-- Aim of the task --
From the first line to the last, print the records exactly.

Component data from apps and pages

------------------------------------

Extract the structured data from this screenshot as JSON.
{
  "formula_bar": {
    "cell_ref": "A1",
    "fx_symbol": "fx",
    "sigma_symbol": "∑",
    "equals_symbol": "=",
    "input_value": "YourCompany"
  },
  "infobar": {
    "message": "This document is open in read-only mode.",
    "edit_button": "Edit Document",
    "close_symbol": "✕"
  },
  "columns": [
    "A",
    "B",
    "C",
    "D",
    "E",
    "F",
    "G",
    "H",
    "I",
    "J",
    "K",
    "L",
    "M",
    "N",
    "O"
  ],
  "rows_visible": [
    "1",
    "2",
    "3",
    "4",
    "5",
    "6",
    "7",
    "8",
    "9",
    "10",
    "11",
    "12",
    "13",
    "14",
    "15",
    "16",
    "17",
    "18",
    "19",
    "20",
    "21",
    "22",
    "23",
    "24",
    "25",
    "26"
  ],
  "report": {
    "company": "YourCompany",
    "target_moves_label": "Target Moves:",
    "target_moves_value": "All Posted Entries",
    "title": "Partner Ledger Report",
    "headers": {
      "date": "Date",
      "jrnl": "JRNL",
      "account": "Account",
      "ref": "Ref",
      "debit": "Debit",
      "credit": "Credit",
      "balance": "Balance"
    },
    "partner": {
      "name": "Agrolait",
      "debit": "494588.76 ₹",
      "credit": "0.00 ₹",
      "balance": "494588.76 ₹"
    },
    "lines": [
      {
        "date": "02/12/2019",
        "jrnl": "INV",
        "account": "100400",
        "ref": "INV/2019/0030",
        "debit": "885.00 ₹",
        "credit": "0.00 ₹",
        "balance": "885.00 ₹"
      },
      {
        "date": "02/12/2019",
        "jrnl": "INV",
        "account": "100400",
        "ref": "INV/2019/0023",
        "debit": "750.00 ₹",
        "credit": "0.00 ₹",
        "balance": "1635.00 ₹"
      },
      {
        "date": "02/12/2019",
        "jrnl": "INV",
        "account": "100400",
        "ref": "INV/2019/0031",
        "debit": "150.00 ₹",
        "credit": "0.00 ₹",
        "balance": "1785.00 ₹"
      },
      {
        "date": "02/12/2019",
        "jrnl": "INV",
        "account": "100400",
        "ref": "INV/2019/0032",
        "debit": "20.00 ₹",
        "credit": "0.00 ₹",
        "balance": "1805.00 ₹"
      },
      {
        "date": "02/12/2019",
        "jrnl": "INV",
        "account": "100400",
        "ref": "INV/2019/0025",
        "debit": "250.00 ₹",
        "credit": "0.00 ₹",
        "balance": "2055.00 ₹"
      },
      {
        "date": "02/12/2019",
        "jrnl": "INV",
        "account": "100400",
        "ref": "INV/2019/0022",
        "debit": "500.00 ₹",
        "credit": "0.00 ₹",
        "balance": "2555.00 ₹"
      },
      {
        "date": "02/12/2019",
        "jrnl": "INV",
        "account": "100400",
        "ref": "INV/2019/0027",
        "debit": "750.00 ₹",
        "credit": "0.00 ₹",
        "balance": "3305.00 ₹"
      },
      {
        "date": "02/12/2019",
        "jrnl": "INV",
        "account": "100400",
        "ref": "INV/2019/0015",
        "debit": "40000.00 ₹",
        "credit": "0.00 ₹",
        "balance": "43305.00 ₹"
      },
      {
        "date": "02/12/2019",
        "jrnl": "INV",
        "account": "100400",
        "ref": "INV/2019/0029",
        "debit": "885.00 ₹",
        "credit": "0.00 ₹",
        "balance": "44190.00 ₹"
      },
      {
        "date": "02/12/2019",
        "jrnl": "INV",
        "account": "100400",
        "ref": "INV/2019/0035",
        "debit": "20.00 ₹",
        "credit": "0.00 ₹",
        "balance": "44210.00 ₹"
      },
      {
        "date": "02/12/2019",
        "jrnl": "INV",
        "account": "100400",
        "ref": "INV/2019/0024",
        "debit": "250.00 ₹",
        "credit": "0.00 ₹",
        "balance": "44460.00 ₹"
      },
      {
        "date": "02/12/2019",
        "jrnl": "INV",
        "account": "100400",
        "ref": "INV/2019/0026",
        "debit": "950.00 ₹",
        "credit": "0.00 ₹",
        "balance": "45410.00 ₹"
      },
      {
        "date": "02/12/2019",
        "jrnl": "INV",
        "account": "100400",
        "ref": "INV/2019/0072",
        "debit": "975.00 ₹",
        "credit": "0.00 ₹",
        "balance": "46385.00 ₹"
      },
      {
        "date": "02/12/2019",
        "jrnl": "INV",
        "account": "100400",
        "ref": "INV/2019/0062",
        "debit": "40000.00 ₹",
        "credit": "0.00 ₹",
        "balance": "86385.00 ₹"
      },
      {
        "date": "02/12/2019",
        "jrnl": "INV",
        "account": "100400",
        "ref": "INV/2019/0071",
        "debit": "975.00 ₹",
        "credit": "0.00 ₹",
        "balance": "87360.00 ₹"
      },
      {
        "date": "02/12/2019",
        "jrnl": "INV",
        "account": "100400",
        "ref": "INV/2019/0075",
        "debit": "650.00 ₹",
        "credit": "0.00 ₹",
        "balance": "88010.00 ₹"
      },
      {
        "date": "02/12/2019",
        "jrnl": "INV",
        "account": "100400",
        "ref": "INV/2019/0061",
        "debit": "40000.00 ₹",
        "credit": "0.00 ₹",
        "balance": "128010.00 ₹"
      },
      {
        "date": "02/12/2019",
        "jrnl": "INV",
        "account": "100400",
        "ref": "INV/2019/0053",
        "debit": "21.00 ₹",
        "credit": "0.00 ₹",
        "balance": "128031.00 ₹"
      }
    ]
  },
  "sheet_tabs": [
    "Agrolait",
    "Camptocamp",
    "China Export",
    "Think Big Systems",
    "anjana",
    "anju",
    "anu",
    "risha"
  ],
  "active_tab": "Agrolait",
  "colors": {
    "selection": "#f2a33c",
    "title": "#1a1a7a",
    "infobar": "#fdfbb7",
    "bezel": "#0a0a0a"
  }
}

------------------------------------

-- Completed exercise --
Extract the structured data from this screenshot as JSON.
{
  "formula_bar": {
    "cell_ref": "A1",
    "fx_symbol": "fx",
    "sigma_symbol": "∑",
    "equals_symbol": "=",
    "input_value": "YourCompany"
  },
  "infobar": {
    "message": "This document is open in read-only mode.",
    "edit_button": "Edit Document",
    "close_symbol": "✕"
  },
  "columns": [
    "A",
    "B",
    "C",
    "D",
    "E",
    "F",
    "G",
    "H",
    "I",
    "J",
    "K",
    "L",
    "M",
    "N",
    "O"
  ],
  "rows_visible": [
    "1",
    "2",
    "3",
    "4",
    "5",
    "6",
    "7",
    "8",
    "9",
    "10",
    "11",
    "12",
    "13",
    "14",
    "15",
    "16",
    "17",
    "18",
    "19",
    "20",
    "21",
    "22",
    "23",
    "24",
    "25",
    "26"
  ],
  "report": {
    "company": "YourCompany",
    "target_moves_label": "Target Moves:",
    "target_moves_value": "All Posted Entries",
    "title": "Partner Ledger Report",
    "headers": {
      "date": "Date",
      "jrnl": "JRNL",
      "account": "Account",
      "ref": "Ref",
      "debit": "Debit",
      "credit": "Credit",
      "balance": "Balance"
    },
    "partner": {
      "name": "Agrolait",
      "debit": "494588.76 ₹",
      "credit": "0.00 ₹",
      "balance": "494588.76 ₹"
    },
    "lines": [
      {
        "date": "02/12/2019",
        "jrnl": "INV",
        "account": "100400",
        "ref": "INV/2019/0030",
        "debit": "885.00 ₹",
        "credit": "0.00 ₹",
        "balance": "885.00 ₹"
      },
      {
        "date": "02/12/2019",
        "jrnl": "INV",
        "account": "100400",
        "ref": "INV/2019/0023",
        "debit": "750.00 ₹",
        "credit": "0.00 ₹",
        "balance": "1635.00 ₹"
      },
      {
        "date": "02/12/2019",
        "jrnl": "INV",
        "account": "100400",
        "ref": "INV/2019/0031",
        "debit": "150.00 ₹",
        "credit": "0.00 ₹",
        "balance": "1785.00 ₹"
      },
      {
        "date": "02/12/2019",
        "jrnl": "INV",
        "account": "100400",
        "ref": "INV/2019/0032",
        "debit": "20.00 ₹",
        "credit": "0.00 ₹",
        "balance": "1805.00 ₹"
      },
      {
        "date": "02/12/2019",
        "jrnl": "INV",
        "account": "100400",
        "ref": "INV/2019/0025",
        "debit": "250.00 ₹",
        "credit": "0.00 ₹",
        "balance": "2055.00 ₹"
      },
      {
        "date": "02/12/2019",
        "jrnl": "INV",
        "account": "100400",
        "ref": "INV/2019/0022",
        "debit": "500.00 ₹",
        "credit": "0.00 ₹",
        "balance": "2555.00 ₹"
      },
      {
        "date": "02/12/2019",
        "jrnl": "INV",
        "account": "100400",
        "ref": "INV/2019/0027",
        "debit": "750.00 ₹",
        "credit": "0.00 ₹",
        "balance": "3305.00 ₹"
      },
      {
        "date": "02/12/2019",
        "jrnl": "INV",
        "account": "100400",
        "ref": "INV/2019/0015",
        "debit": "40000.00 ₹",
        "credit": "0.00 ₹",
        "balance": "43305.00 ₹"
      },
      {
        "date": "02/12/2019",
        "jrnl": "INV",
        "account": "100400",
        "ref": "INV/2019/0029",
        "debit": "885.00 ₹",
        "credit": "0.00 ₹",
        "balance": "44190.00 ₹"
      },
      {
        "date": "02/12/2019",
        "jrnl": "INV",
        "account": "100400",
        "ref": "INV/2019/0035",
        "debit": "20.00 ₹",
        "credit": "0.00 ₹",
        "balance": "44210.00 ₹"
      },
      {
        "date": "02/12/2019",
        "jrnl": "INV",
        "account": "100400",
        "ref": "INV/2019/0024",
        "debit": "250.00 ₹",
        "credit": "0.00 ₹",
        "balance": "44460.00 ₹"
      },
      {
        "date": "02/12/2019",
        "jrnl": "INV",
        "account": "100400",
        "ref": "INV/2019/0026",
        "debit": "950.00 ₹",
        "credit": "0.00 ₹",
        "balance": "45410.00 ₹"
      },
      {
        "date": "02/12/2019",
        "jrnl": "INV",
        "account": "100400",
        "ref": "INV/2019/0072",
        "debit": "975.00 ₹",
        "credit": "0.00 ₹",
        "balance": "46385.00 ₹"
      },
      {
        "date": "02/12/2019",
        "jrnl": "INV",
        "account": "100400",
        "ref": "INV/2019/0062",
        "debit": "40000.00 ₹",
        "credit": "0.00 ₹",
        "balance": "86385.00 ₹"
      },
      {
        "date": "02/12/2019",
        "jrnl": "INV",
        "account": "100400",
        "ref": "INV/2019/0071",
        "debit": "975.00 ₹",
        "credit": "0.00 ₹",
        "balance": "87360.00 ₹"
      },
      {
        "date": "02/12/2019",
        "jrnl": "INV",
        "account": "100400",
        "ref": "INV/2019/0075",
        "debit": "650.00 ₹",
        "credit": "0.00 ₹",
        "balance": "88010.00 ₹"
      },
      {
        "date": "02/12/2019",
        "jrnl": "INV",
        "account": "100400",
        "ref": "INV/2019/0061",
        "debit": "40000.00 ₹",
        "credit": "0.00 ₹",
        "balance": "128010.00 ₹"
      },
      {
        "date": "02/12/2019",
        "jrnl": "INV",
        "account": "100400",
        "ref": "INV/2019/0053",
        "debit": "21.00 ₹",
        "credit": "0.00 ₹",
        "balance": "128031.00 ₹"
      }
    ]
  },
  "sheet_tabs": [
    "Agrolait",
    "Camptocamp",
    "China Export",
    "Think Big Systems",
    "anjana",
    "anju",
    "anu",
    "risha"
  ],
  "active_tab": "Agrolait",
  "colors": {
    "selection": "#f2a33c",
    "title": "#1a1a7a",
    "infobar": "#fdfbb7",
    "bezel": "#0a0a0a"
  }
}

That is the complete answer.